## DATA TO EXAMINE
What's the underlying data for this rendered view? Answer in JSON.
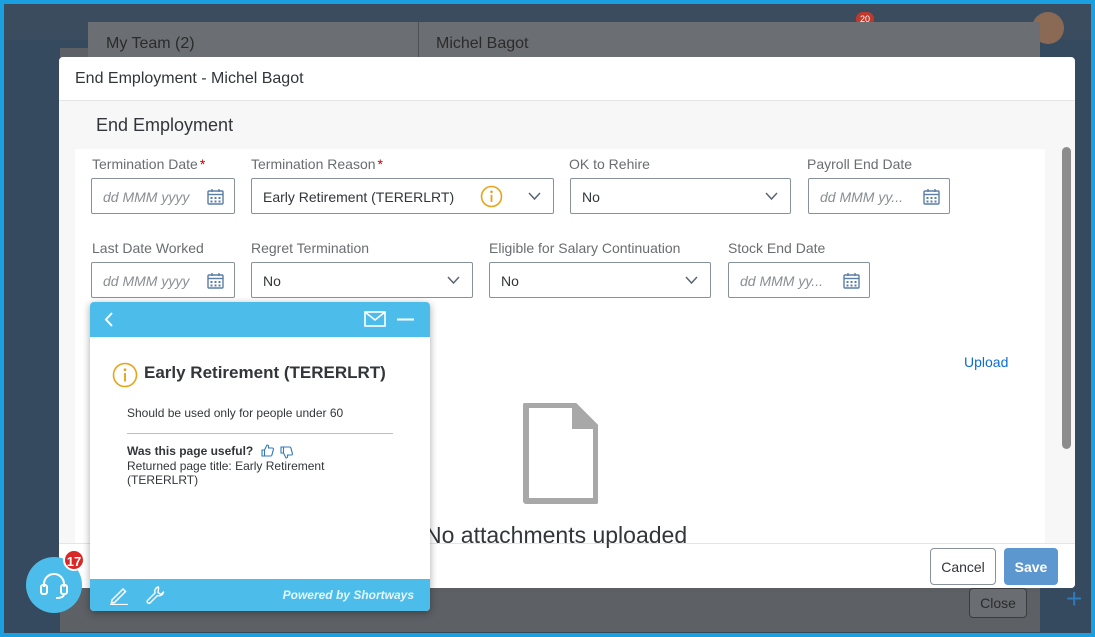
{
  "background": {
    "logo_text": "",
    "search_placeholder": "",
    "notification_count": "20",
    "team_label": "My Team (2)",
    "employee_name": "Michel Bagot",
    "close_label": "Close",
    "plus_label": "+"
  },
  "dialog": {
    "title": "End Employment - Michel Bagot",
    "section_title": "End Employment",
    "fields": {
      "termination_date": {
        "label": "Termination Date",
        "required": "*",
        "placeholder": "dd MMM yyyy"
      },
      "termination_reason": {
        "label": "Termination Reason",
        "required": "*",
        "value": "Early Retirement (TERERLRT)"
      },
      "ok_to_rehire": {
        "label": "OK to Rehire",
        "value": "No"
      },
      "payroll_end_date": {
        "label": "Payroll End Date",
        "placeholder": "dd MMM yy..."
      },
      "last_date_worked": {
        "label": "Last Date Worked",
        "placeholder": "dd MMM yyyy"
      },
      "regret_termination": {
        "label": "Regret Termination",
        "value": "No"
      },
      "eligible_salary_continuation": {
        "label": "Eligible for Salary Continuation",
        "value": "No"
      },
      "stock_end_date": {
        "label": "Stock End Date",
        "placeholder": "dd MMM yy..."
      }
    },
    "attachments": {
      "upload_label": "Upload",
      "empty_text": "No attachments uploaded"
    },
    "footer": {
      "cancel_label": "Cancel",
      "save_label": "Save"
    }
  },
  "help_popup": {
    "title": "Early Retirement (TERERLRT)",
    "description": "Should be used only for people under 60",
    "useful_question": "Was this page useful?",
    "returned_title": "Returned page title: Early Retirement (TERERLRT)",
    "powered_by": "Powered by Shortways"
  },
  "support": {
    "badge_count": "17"
  },
  "colors": {
    "frame": "#1a9fe0",
    "popup_accent": "#4cbdea",
    "info_icon": "#e8a317",
    "save_button": "#5d97d0",
    "link": "#0a6ed1",
    "required": "#bb0000",
    "badge": "#d92626"
  },
  "icons": [
    "calendar-icon",
    "chevron-down-icon",
    "info-icon",
    "document-icon",
    "back-icon",
    "mail-icon",
    "minimize-icon",
    "thumbs-up-icon",
    "thumbs-down-icon",
    "pencil-icon",
    "wrench-icon",
    "headset-icon"
  ]
}
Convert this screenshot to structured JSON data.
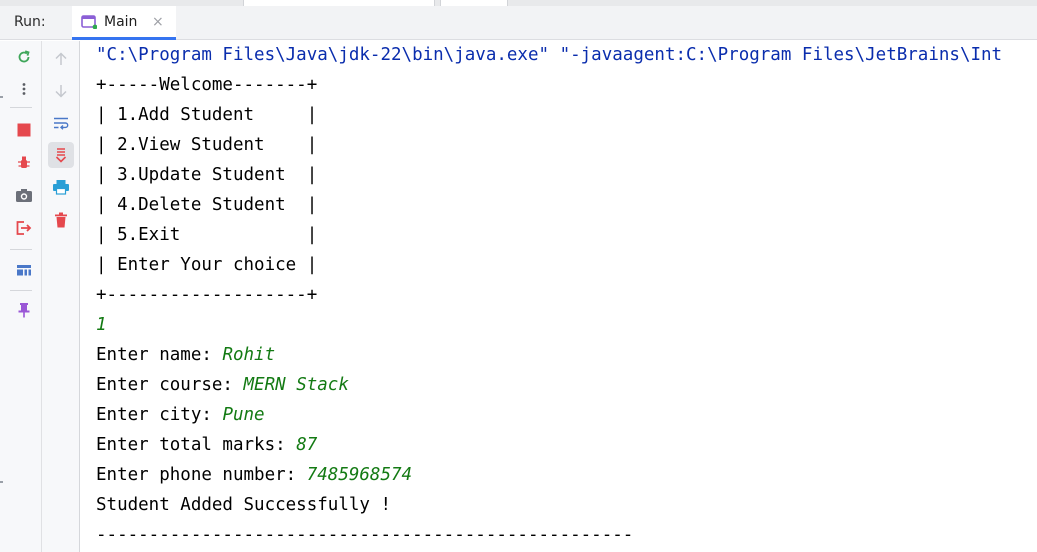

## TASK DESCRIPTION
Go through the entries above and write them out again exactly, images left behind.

## RESPONSE TO THIS EXERCISE
What's the underlying data for this rendered view? Answer in JSON.
{
  "background": {
    "logo_text": "",
    "search_placeholder": "",
    "notification_count": "20",
    "team_label": "My Team (2)",
    "employee_name": "Michel Bagot",
    "close_label": "Close",
    "plus_label": "+"
  },
  "dialog": {
    "title": "End Employment - Michel Bagot",
    "section_title": "End Employment",
    "fields": {
      "termination_date": {
        "label": "Termination Date",
        "required": "*",
        "placeholder": "dd MMM yyyy"
      },
      "termination_reason": {
        "label": "Termination Reason",
        "required": "*",
        "value": "Early Retirement (TERERLRT)"
      },
      "ok_to_rehire": {
        "label": "OK to Rehire",
        "value": "No"
      },
      "payroll_end_date": {
        "label": "Payroll End Date",
        "placeholder": "dd MMM yy..."
      },
      "last_date_worked": {
        "label": "Last Date Worked",
        "placeholder": "dd MMM yyyy"
      },
      "regret_termination": {
        "label": "Regret Termination",
        "value": "No"
      },
      "eligible_salary_continuation": {
        "label": "Eligible for Salary Continuation",
        "value": "No"
      },
      "stock_end_date": {
        "label": "Stock End Date",
        "placeholder": "dd MMM yy..."
      }
    },
    "attachments": {
      "upload_label": "Upload",
      "empty_text": "No attachments uploaded"
    },
    "footer": {
      "cancel_label": "Cancel",
      "save_label": "Save"
    }
  },
  "help_popup": {
    "title": "Early Retirement (TERERLRT)",
    "description": "Should be used only for people under 60",
    "useful_question": "Was this page useful?",
    "returned_title": "Returned page title: Early Retirement (TERERLRT)",
    "powered_by": "Powered by Shortways"
  },
  "support": {
    "badge_count": "17"
  },
  "colors": {
    "frame": "#1a9fe0",
    "popup_accent": "#4cbdea",
    "info_icon": "#e8a317",
    "save_button": "#5d97d0",
    "link": "#0a6ed1",
    "required": "#bb0000",
    "badge": "#d92626"
  },
  "icons": [
    "calendar-icon",
    "chevron-down-icon",
    "info-icon",
    "document-icon",
    "back-icon",
    "mail-icon",
    "minimize-icon",
    "thumbs-up-icon",
    "thumbs-down-icon",
    "pencil-icon",
    "wrench-icon",
    "headset-icon"
  ]
}
Convert this screenshot to structured JSON data.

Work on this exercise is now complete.